Sharing cement industry perspectives for India's INDC development

New Delhi, 13 April 2015

CSI in India facilitates competency building of over 100 cement professionals in air emissions monitoring and control.  Three workshops took place in multiple lcoations across the country.

New Delhi, 13 April 2015

Cement Manufacturers' Association (CMA), apex cement industry body in India, joined hands with the CSI, to present the cement's sector perspective about the development of Intended Nationally Determined Contributions (INDCs) for India at the stakeholder consultation workshop organized by the Confederation of Indian Industry (CII) for the Ministry of Environment Forests and Climate Change (MoEFCC).

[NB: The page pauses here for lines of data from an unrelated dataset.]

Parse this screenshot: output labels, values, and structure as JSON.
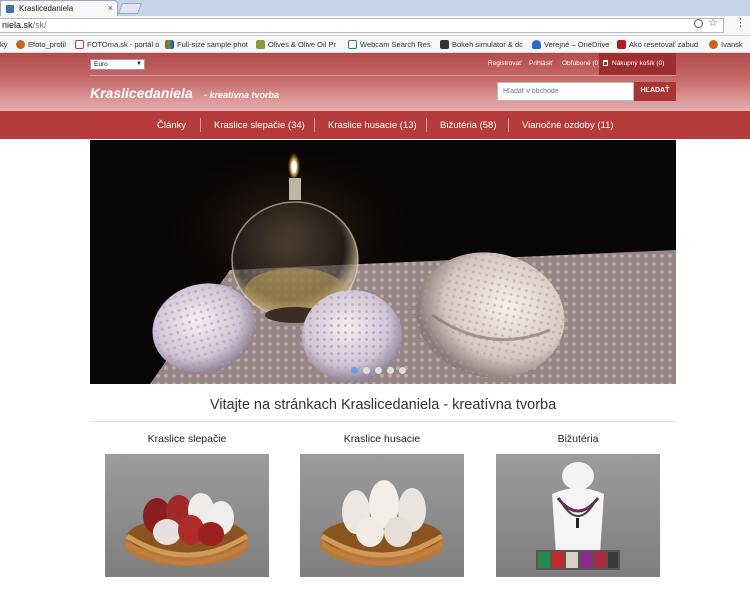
{
  "browser": {
    "tab_title": "Kraslicedaniela",
    "url_host": "niela.sk",
    "url_path": "/sk/",
    "bookmarks": [
      "ky",
      "Efoto_profil",
      "FOTOma.sk - portál o",
      "Full-size sample phot",
      "Olives & Olive Oil Pr",
      "Webcam Search Res",
      "Bokeh simulator & dc",
      "Verejné – OneDrive",
      "Ako resetovať zabud",
      "Ivansk"
    ]
  },
  "header": {
    "currency": "Euro",
    "links": [
      "Registrovať",
      "Prihlásiť",
      "Obľúbené (0)"
    ],
    "cart_label": "Nákupný košík (0)",
    "brand": "Kraslicedaniela",
    "tagline": "- kreatívna tvorba",
    "search_placeholder": "Hľadať v obchode",
    "search_button": "HĽADAŤ"
  },
  "nav": {
    "items": [
      "Články",
      "Kraslice slepačie (34)",
      "Kraslice husacie (13)",
      "Bižutéria (58)",
      "Vianočné ozdoby (11)"
    ]
  },
  "slider": {
    "slide_count": 5,
    "active_index": 0
  },
  "welcome": "Vitajte na stránkach Kraslicedaniela - kreatívna tvorba",
  "categories": [
    "Kraslice slepačie",
    "Kraslice husacie",
    "Bižutéria"
  ],
  "colors": {
    "accent": "#b53a3a",
    "header_top": "#b44a4a",
    "cart": "#9e2e2e",
    "slider_active_dot": "#6aa0d8"
  }
}
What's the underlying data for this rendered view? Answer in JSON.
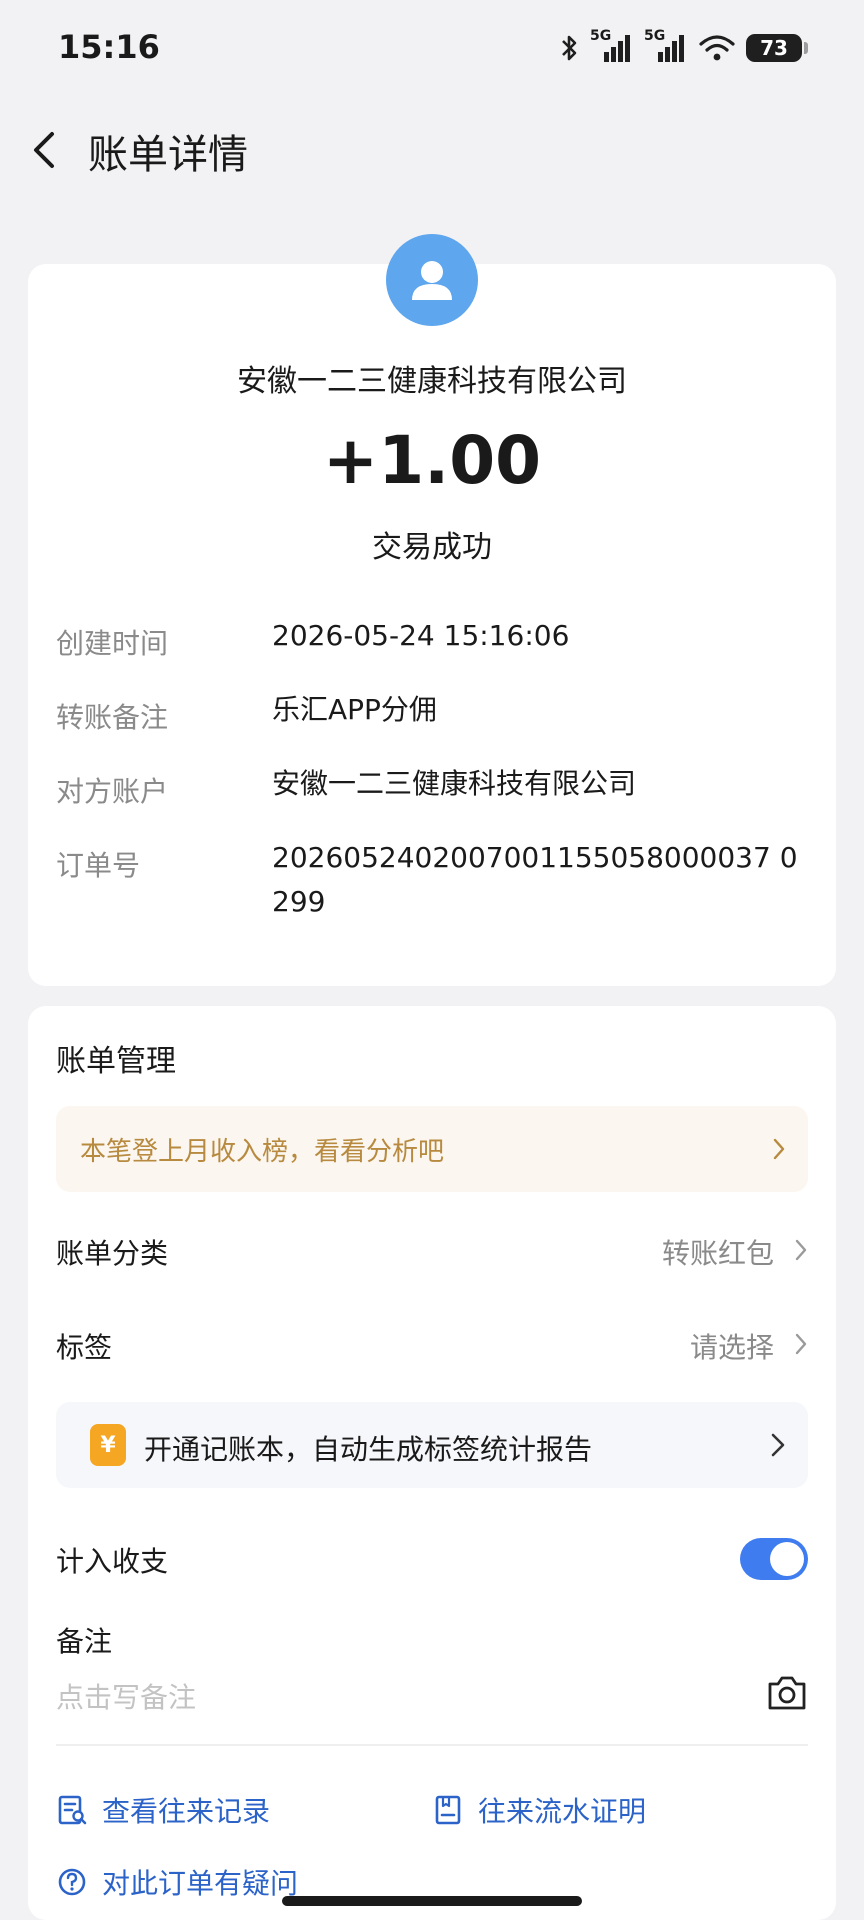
{
  "status_bar": {
    "time": "15:16",
    "battery": "73",
    "network_1": "5G",
    "network_2": "5G"
  },
  "header": {
    "title": "账单详情"
  },
  "summary": {
    "merchant": "安徽一二三健康科技有限公司",
    "amount": "+1.00",
    "status": "交易成功",
    "avatar_icon": "person-icon",
    "avatar_color": "#5ea6ee"
  },
  "details": [
    {
      "label": "创建时间",
      "value": "2026-05-24 15:16:06"
    },
    {
      "label": "转账备注",
      "value": "乐汇APP分佣"
    },
    {
      "label": "对方账户",
      "value": "安徽一二三健康科技有限公司"
    },
    {
      "label": "订单号",
      "value": "2026052402007001155058000037 0299"
    }
  ],
  "management": {
    "title": "账单管理",
    "banner": "本笔登上月收入榜，看看分析吧",
    "category_label": "账单分类",
    "category_value": "转账红包",
    "tag_label": "标签",
    "tag_value": "请选择",
    "promo_icon": "¥",
    "promo_text": "开通记账本，自动生成标签统计报告",
    "include_label": "计入收支",
    "include_enabled": true,
    "note_label": "备注",
    "note_placeholder": "点击写备注",
    "action_records": "查看往来记录",
    "action_proof": "往来流水证明",
    "action_question": "对此订单有疑问"
  },
  "colors": {
    "accent": "#3f7cf0",
    "link": "#2c63c8",
    "banner_text": "#b78a3f",
    "banner_bg": "#fbf6ef"
  }
}
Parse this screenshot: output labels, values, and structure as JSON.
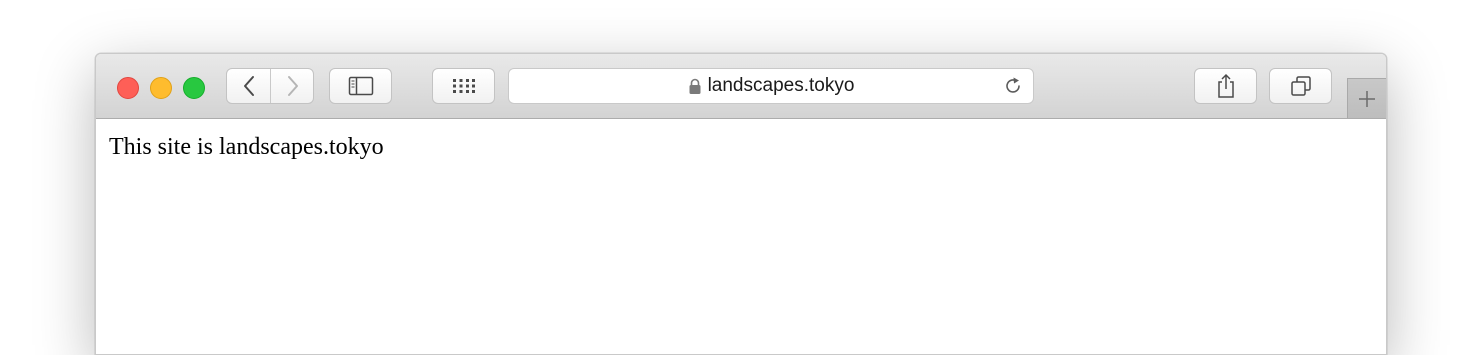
{
  "browser": {
    "address_bar": {
      "url": "landscapes.tokyo",
      "secure": true
    },
    "toolbar": {
      "icons": [
        "back-icon",
        "forward-icon",
        "sidebar-icon",
        "top-sites-icon",
        "lock-icon",
        "reload-icon",
        "share-icon",
        "tabs-overview-icon",
        "plus-icon"
      ]
    }
  },
  "page": {
    "text": "This site is landscapes.tokyo"
  },
  "colors": {
    "close": "#fe5f57",
    "minimize": "#febc2e",
    "zoom": "#28c840",
    "toolbar": "#dcdcdc"
  }
}
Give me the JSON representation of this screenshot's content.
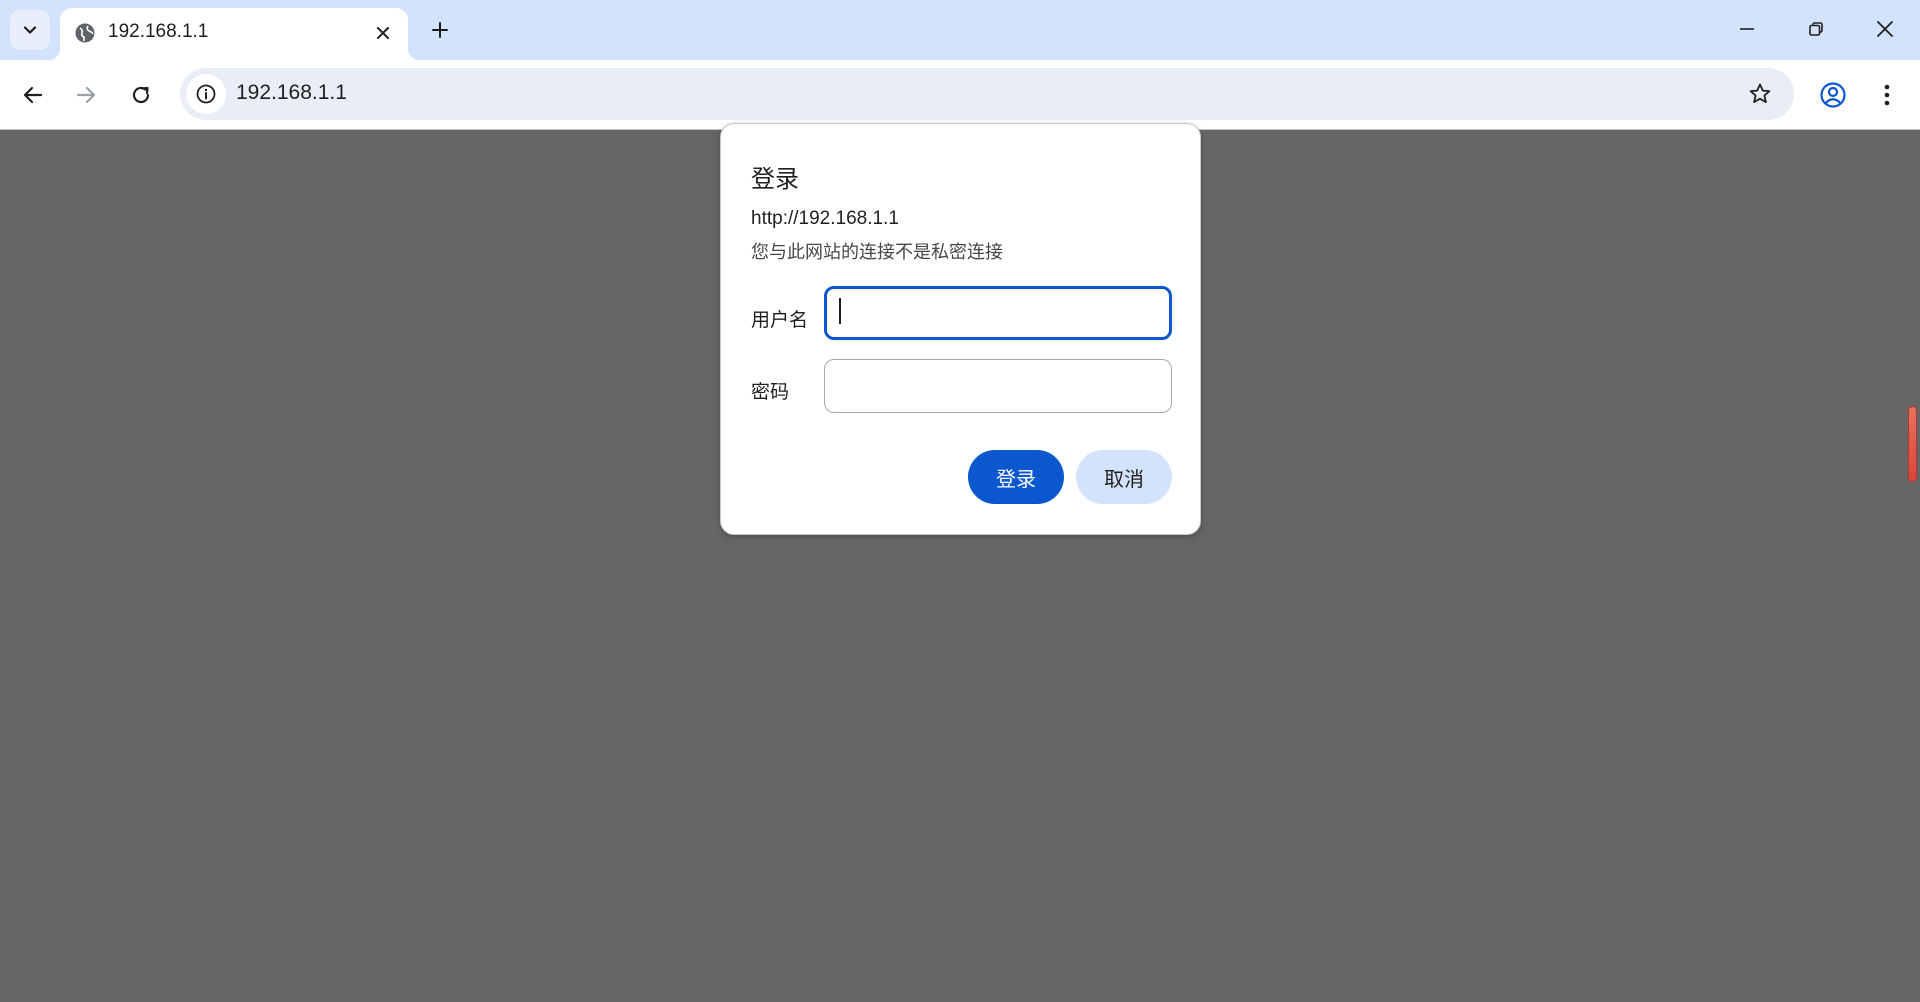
{
  "browser": {
    "tab": {
      "title": "192.168.1.1",
      "favicon": "globe-icon"
    },
    "address_bar": {
      "url": "192.168.1.1"
    },
    "accent_color": "#0b57d0",
    "tabstrip_color": "#d3e3fd"
  },
  "dialog": {
    "title": "登录",
    "origin": "http://192.168.1.1",
    "warning": "您与此网站的连接不是私密连接",
    "username_label": "用户名",
    "username_value": "",
    "password_label": "密码",
    "password_value": "",
    "login_button": "登录",
    "cancel_button": "取消"
  }
}
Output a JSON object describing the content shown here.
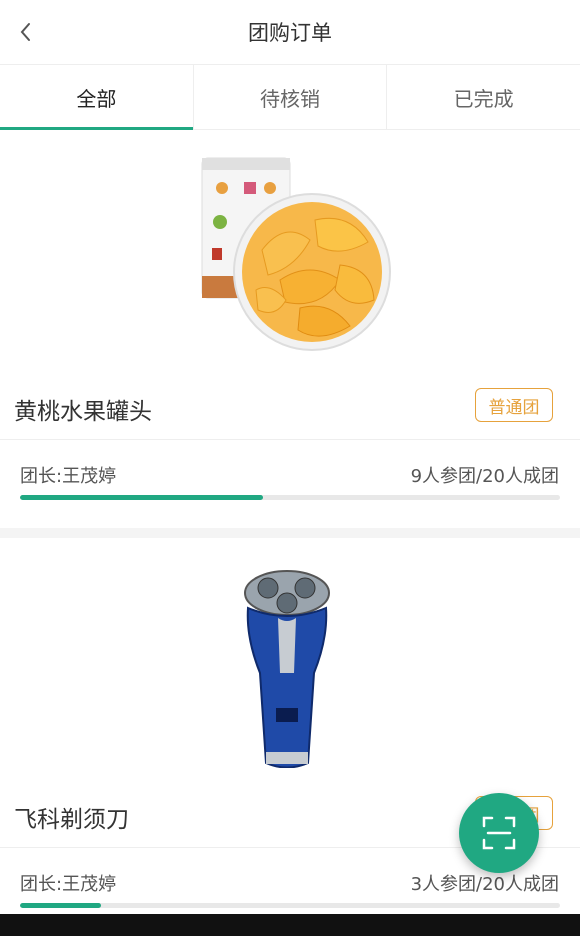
{
  "nav": {
    "title": "团购订单"
  },
  "tabs": [
    {
      "label": "全部",
      "active": true
    },
    {
      "label": "待核销",
      "active": false
    },
    {
      "label": "已完成",
      "active": false
    }
  ],
  "orders": [
    {
      "name": "黄桃水果罐头",
      "tag": "普通团",
      "leader": "团长:王茂婷",
      "progress_text": "9人参团/20人成团",
      "joined": 9,
      "target": 20,
      "image_icon": "canned-peach-image"
    },
    {
      "name": "飞科剃须刀",
      "tag": "普通团",
      "leader": "团长:王茂婷",
      "progress_text": "3人参团/20人成团",
      "joined": 3,
      "target": 20,
      "image_icon": "electric-shaver-image"
    }
  ],
  "colors": {
    "accent": "#20a882",
    "tag": "#e6a23c"
  },
  "fab": {
    "icon": "scan-icon"
  }
}
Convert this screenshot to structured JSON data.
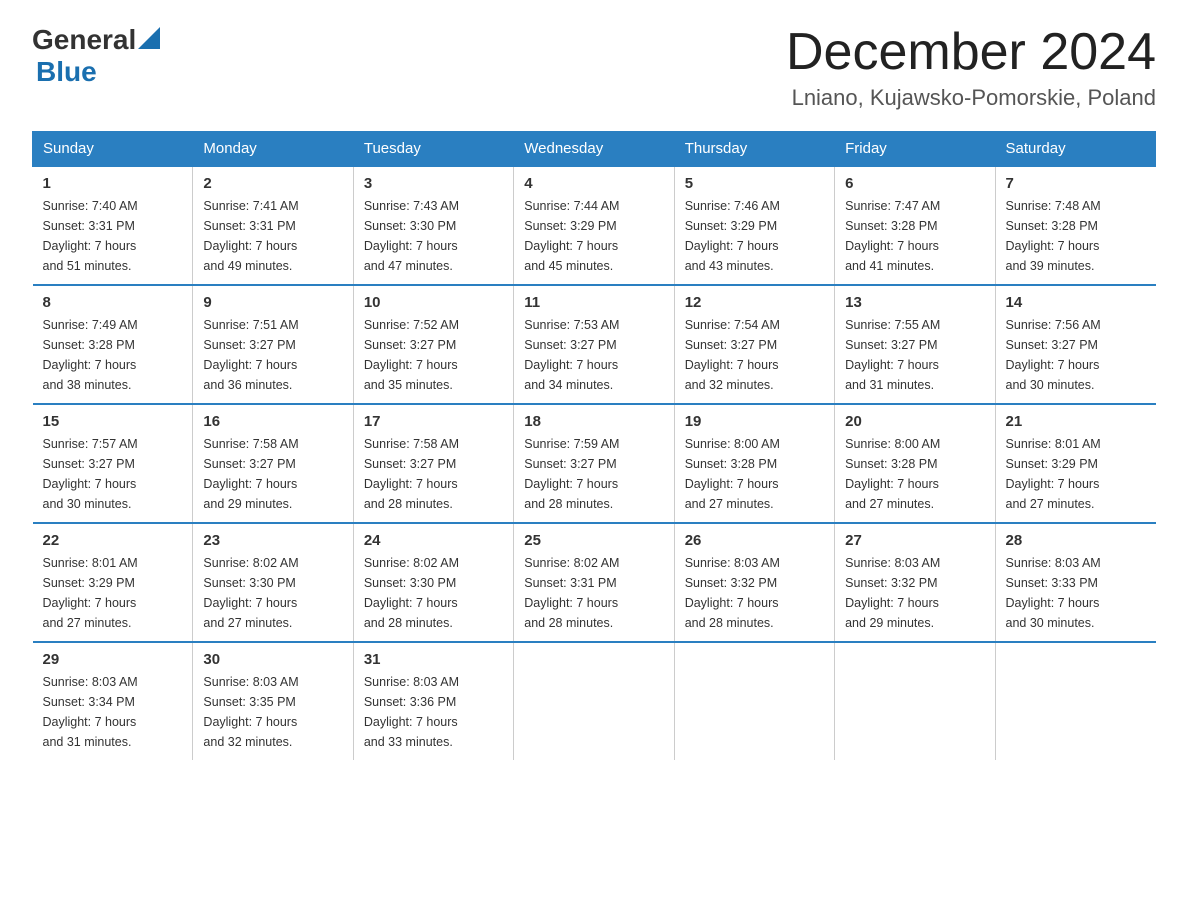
{
  "logo": {
    "text_general": "General",
    "text_blue": "Blue",
    "arrow_shape": "triangle"
  },
  "header": {
    "month_title": "December 2024",
    "location": "Lniano, Kujawsko-Pomorskie, Poland"
  },
  "weekdays": [
    "Sunday",
    "Monday",
    "Tuesday",
    "Wednesday",
    "Thursday",
    "Friday",
    "Saturday"
  ],
  "weeks": [
    [
      {
        "day": "1",
        "sunrise": "7:40 AM",
        "sunset": "3:31 PM",
        "daylight": "7 hours and 51 minutes."
      },
      {
        "day": "2",
        "sunrise": "7:41 AM",
        "sunset": "3:31 PM",
        "daylight": "7 hours and 49 minutes."
      },
      {
        "day": "3",
        "sunrise": "7:43 AM",
        "sunset": "3:30 PM",
        "daylight": "7 hours and 47 minutes."
      },
      {
        "day": "4",
        "sunrise": "7:44 AM",
        "sunset": "3:29 PM",
        "daylight": "7 hours and 45 minutes."
      },
      {
        "day": "5",
        "sunrise": "7:46 AM",
        "sunset": "3:29 PM",
        "daylight": "7 hours and 43 minutes."
      },
      {
        "day": "6",
        "sunrise": "7:47 AM",
        "sunset": "3:28 PM",
        "daylight": "7 hours and 41 minutes."
      },
      {
        "day": "7",
        "sunrise": "7:48 AM",
        "sunset": "3:28 PM",
        "daylight": "7 hours and 39 minutes."
      }
    ],
    [
      {
        "day": "8",
        "sunrise": "7:49 AM",
        "sunset": "3:28 PM",
        "daylight": "7 hours and 38 minutes."
      },
      {
        "day": "9",
        "sunrise": "7:51 AM",
        "sunset": "3:27 PM",
        "daylight": "7 hours and 36 minutes."
      },
      {
        "day": "10",
        "sunrise": "7:52 AM",
        "sunset": "3:27 PM",
        "daylight": "7 hours and 35 minutes."
      },
      {
        "day": "11",
        "sunrise": "7:53 AM",
        "sunset": "3:27 PM",
        "daylight": "7 hours and 34 minutes."
      },
      {
        "day": "12",
        "sunrise": "7:54 AM",
        "sunset": "3:27 PM",
        "daylight": "7 hours and 32 minutes."
      },
      {
        "day": "13",
        "sunrise": "7:55 AM",
        "sunset": "3:27 PM",
        "daylight": "7 hours and 31 minutes."
      },
      {
        "day": "14",
        "sunrise": "7:56 AM",
        "sunset": "3:27 PM",
        "daylight": "7 hours and 30 minutes."
      }
    ],
    [
      {
        "day": "15",
        "sunrise": "7:57 AM",
        "sunset": "3:27 PM",
        "daylight": "7 hours and 30 minutes."
      },
      {
        "day": "16",
        "sunrise": "7:58 AM",
        "sunset": "3:27 PM",
        "daylight": "7 hours and 29 minutes."
      },
      {
        "day": "17",
        "sunrise": "7:58 AM",
        "sunset": "3:27 PM",
        "daylight": "7 hours and 28 minutes."
      },
      {
        "day": "18",
        "sunrise": "7:59 AM",
        "sunset": "3:27 PM",
        "daylight": "7 hours and 28 minutes."
      },
      {
        "day": "19",
        "sunrise": "8:00 AM",
        "sunset": "3:28 PM",
        "daylight": "7 hours and 27 minutes."
      },
      {
        "day": "20",
        "sunrise": "8:00 AM",
        "sunset": "3:28 PM",
        "daylight": "7 hours and 27 minutes."
      },
      {
        "day": "21",
        "sunrise": "8:01 AM",
        "sunset": "3:29 PM",
        "daylight": "7 hours and 27 minutes."
      }
    ],
    [
      {
        "day": "22",
        "sunrise": "8:01 AM",
        "sunset": "3:29 PM",
        "daylight": "7 hours and 27 minutes."
      },
      {
        "day": "23",
        "sunrise": "8:02 AM",
        "sunset": "3:30 PM",
        "daylight": "7 hours and 27 minutes."
      },
      {
        "day": "24",
        "sunrise": "8:02 AM",
        "sunset": "3:30 PM",
        "daylight": "7 hours and 28 minutes."
      },
      {
        "day": "25",
        "sunrise": "8:02 AM",
        "sunset": "3:31 PM",
        "daylight": "7 hours and 28 minutes."
      },
      {
        "day": "26",
        "sunrise": "8:03 AM",
        "sunset": "3:32 PM",
        "daylight": "7 hours and 28 minutes."
      },
      {
        "day": "27",
        "sunrise": "8:03 AM",
        "sunset": "3:32 PM",
        "daylight": "7 hours and 29 minutes."
      },
      {
        "day": "28",
        "sunrise": "8:03 AM",
        "sunset": "3:33 PM",
        "daylight": "7 hours and 30 minutes."
      }
    ],
    [
      {
        "day": "29",
        "sunrise": "8:03 AM",
        "sunset": "3:34 PM",
        "daylight": "7 hours and 31 minutes."
      },
      {
        "day": "30",
        "sunrise": "8:03 AM",
        "sunset": "3:35 PM",
        "daylight": "7 hours and 32 minutes."
      },
      {
        "day": "31",
        "sunrise": "8:03 AM",
        "sunset": "3:36 PM",
        "daylight": "7 hours and 33 minutes."
      },
      null,
      null,
      null,
      null
    ]
  ],
  "labels": {
    "sunrise": "Sunrise:",
    "sunset": "Sunset:",
    "daylight": "Daylight:"
  }
}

The workshop included key government representatives including:

  • Mr. Ashok Lavasa, Secretary MoEFCC
  • Mr. Dipak Dasgupta, Member of the Board of Green Climate Fund (also Principal Economic Advisor, Ministry of Finance)
  • Mr. Ravi Shankar Prasad, India's Chief Climate Change Negotiator (also Joint Secretary, MoEFCC) 
Mr. Ashok Lavasa, said that climate change is not all about international negotiations but about ensuring sustainability through judicial use of available resources. The year 2015 bears a larger significance on account of a binding and universal agreement on climate change, to be reached in November 2015 in Paris.

Mr. Ravi Shankar Prasad emphasized that various initiatives undertaken by Indian Industry to address climate change need to be documented and showcased to the global fraternity during the upcoming Conference of Parties (COP) in Paris this year.

Also speaking at the workshop, Mr. Sanjay Jain, Assistant Executive Director-Dalmia Bharat Group expressed "Even though India is the second largest cement producer in the world its specific carbon emissions are amongst the lowest and the industry is one of the most energy efficient globally."

Ms. Esha Sar, Manager of CSI in India introduced the Low Carbon Technology Roadmap developed by the CSI together with its member companies in India and the International Energy Agency (IEA), with partial funding support from International Finance Corporation (IFC). Ms. Sar stated that as per the transition path outlined in the Roadmap, there is a potential for 45% reduction in direct CO2 emissions intensity in 2050 compared to 2010 levels. However, she stressed that this was attainable only with a supportive policy framework, technology development and appropriate financial resources invested over the long term.

Mr. Jain added that the levers which have the highest potential to contribute to carbon reductions are improvements in clinker factor, increase in usage of alternative fuels and raw materials and new technologies such as carbon capture storage and utilization. Impactful projects aligned with national priorities can be framed under each of these areas and considered for Green Climate Fund support. Support for waste heat recovery projects which are currently economically unviable due to high investment costs and lack of incentives, was also mentioned as a key lever, and a possible area for funding under the Green Climate Fund.


Download presentation elaboratin on the cement industry's perspective or read the media coverage